Decision making skills may be defined as a set of techniques used to facilitate individual or group decision making, and the evaluation and prioritization of alternatives.
Decision making techniques aid in structuring ideas and focus attention on evaluating alternatives carefully to enable more effective decisions to be made. Evaluation criteria used in the decision making process can be qualitative, or quantitative depending on the nature of the decision to be made or the problem to be solved.
There are numerous decision making techniques which can be used. Most commonly used are decision-tree analysis and some form of forced ranking or decision matrix, sometimes known as Kepner Tregoe. Other decision making techniques include: Monte Carlo Simulation; Least Distance Regression; Factor Analysis; Game Theory; Linear and Non-Linear Programming; Goal Programming; Probability Distributions; and several more combinations of these.
Purpose of Decision Making Techniques
The purpose of decision making techniques are to facilitate group consensus-based decisions on problems, solutions, and on the evaluation of alternatives. Decision making techniques are used to distinguish the alternatives and possible consequences of a decision, or sequence of associated decisions, in advance of final recommendations.
Benefits & Weaknesses
The benefit of using decision making techniques is that it facilitates the objective evaluation of actions, recommendations, and solutions by a group to achieve an unbiased decision.
The weakness of such models, is that they were constructed for industrial-age organisations, when environments were relatively stable, drivers were certain, and there was more time to make decisions. In contrast, businesses operating in the digital age are operating in environments that are unstable – changing rapidly, with many unknown or uncertain factors at play, and very little time to make strategic decisions.
Many of these models were based on ample time to identify and consider multiple options, however in a situation where time is limited and uncertainty high we need to make good decisions, fast.
The recent introduction of advanced analytics is a valuable decision support tool. However, there is a common misconception that predictive and prescriptive analytics is totally reliable, when in reality, they are still probabilities of chance, and can have many biases hard-wired into the results – through data and programmer biases.
We need some way to identify these biases, and respond appropriately.
So, we need a combination of two things: analytics, and the underlying cognitive processes that impact decision making – including attention, working memory, and reasoning.
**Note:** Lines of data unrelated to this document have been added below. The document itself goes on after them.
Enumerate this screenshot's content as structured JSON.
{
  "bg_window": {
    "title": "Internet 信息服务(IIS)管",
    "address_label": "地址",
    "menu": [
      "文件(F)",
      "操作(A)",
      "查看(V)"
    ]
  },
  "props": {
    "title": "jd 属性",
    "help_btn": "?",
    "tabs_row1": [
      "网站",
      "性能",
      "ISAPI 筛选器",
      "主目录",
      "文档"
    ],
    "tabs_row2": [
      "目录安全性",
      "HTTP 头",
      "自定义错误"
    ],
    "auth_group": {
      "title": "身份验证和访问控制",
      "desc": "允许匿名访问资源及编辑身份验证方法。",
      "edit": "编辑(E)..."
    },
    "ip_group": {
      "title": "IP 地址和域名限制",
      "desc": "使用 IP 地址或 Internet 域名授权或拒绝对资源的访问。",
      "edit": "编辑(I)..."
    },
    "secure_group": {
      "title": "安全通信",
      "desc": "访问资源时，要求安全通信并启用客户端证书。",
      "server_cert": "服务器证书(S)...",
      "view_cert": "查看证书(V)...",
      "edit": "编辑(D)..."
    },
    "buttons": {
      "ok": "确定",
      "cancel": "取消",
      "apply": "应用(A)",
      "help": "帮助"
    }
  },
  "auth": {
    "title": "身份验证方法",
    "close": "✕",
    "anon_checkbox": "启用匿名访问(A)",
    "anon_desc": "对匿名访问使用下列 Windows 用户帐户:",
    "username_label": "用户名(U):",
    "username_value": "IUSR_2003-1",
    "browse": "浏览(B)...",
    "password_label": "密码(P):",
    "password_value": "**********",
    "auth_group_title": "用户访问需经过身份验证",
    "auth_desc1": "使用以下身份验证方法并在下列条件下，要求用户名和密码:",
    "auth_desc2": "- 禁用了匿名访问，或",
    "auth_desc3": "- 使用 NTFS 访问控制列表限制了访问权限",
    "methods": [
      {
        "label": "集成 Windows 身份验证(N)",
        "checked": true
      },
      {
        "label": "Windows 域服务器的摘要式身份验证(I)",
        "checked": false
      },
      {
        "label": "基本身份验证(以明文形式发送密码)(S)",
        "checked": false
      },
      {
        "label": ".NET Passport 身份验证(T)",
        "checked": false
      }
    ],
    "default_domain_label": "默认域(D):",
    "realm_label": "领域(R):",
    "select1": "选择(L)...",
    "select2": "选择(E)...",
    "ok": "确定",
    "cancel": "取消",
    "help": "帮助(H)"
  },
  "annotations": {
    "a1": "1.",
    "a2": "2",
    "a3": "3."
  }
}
This means that we need new models for making decisions; taking into consideration the new elements in decision making today. This requires a combination of four capabilities: